What is expected — Make your reply a word-for-word repeat of the records.

Data to examine —
--- START ---

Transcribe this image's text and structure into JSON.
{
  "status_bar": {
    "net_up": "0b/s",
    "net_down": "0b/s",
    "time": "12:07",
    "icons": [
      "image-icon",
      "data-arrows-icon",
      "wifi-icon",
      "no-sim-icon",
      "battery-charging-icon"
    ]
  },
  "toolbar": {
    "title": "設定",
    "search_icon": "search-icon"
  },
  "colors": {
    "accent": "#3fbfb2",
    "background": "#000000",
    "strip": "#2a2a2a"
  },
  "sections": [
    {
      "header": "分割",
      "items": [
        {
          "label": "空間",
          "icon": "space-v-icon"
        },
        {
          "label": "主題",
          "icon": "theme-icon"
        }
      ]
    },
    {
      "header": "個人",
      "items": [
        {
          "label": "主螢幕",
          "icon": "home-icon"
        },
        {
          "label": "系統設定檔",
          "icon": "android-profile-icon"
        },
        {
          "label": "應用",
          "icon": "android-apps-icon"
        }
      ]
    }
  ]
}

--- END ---

Response area —
Transcribe this image's text and structure into JSON.
{
  "status_bar": {
    "net_up": "0b/s",
    "net_down": "0b/s",
    "time": "12:07",
    "icons": [
      "image-icon",
      "data-arrows-icon",
      "wifi-icon",
      "no-sim-icon",
      "battery-charging-icon"
    ]
  },
  "toolbar": {
    "title": "設定",
    "search_icon": "search-icon"
  },
  "colors": {
    "accent": "#3fbfb2",
    "background": "#000000",
    "strip": "#2a2a2a"
  },
  "sections": [
    {
      "header": "分割",
      "items": [
        {
          "label": "空間",
          "icon": "space-v-icon"
        },
        {
          "label": "主題",
          "icon": "theme-icon"
        }
      ]
    },
    {
      "header": "個人",
      "items": [
        {
          "label": "主螢幕",
          "icon": "home-icon"
        },
        {
          "label": "系統設定檔",
          "icon": "android-profile-icon"
        },
        {
          "label": "應用",
          "icon": "android-apps-icon"
        }
      ]
    }
  ]
}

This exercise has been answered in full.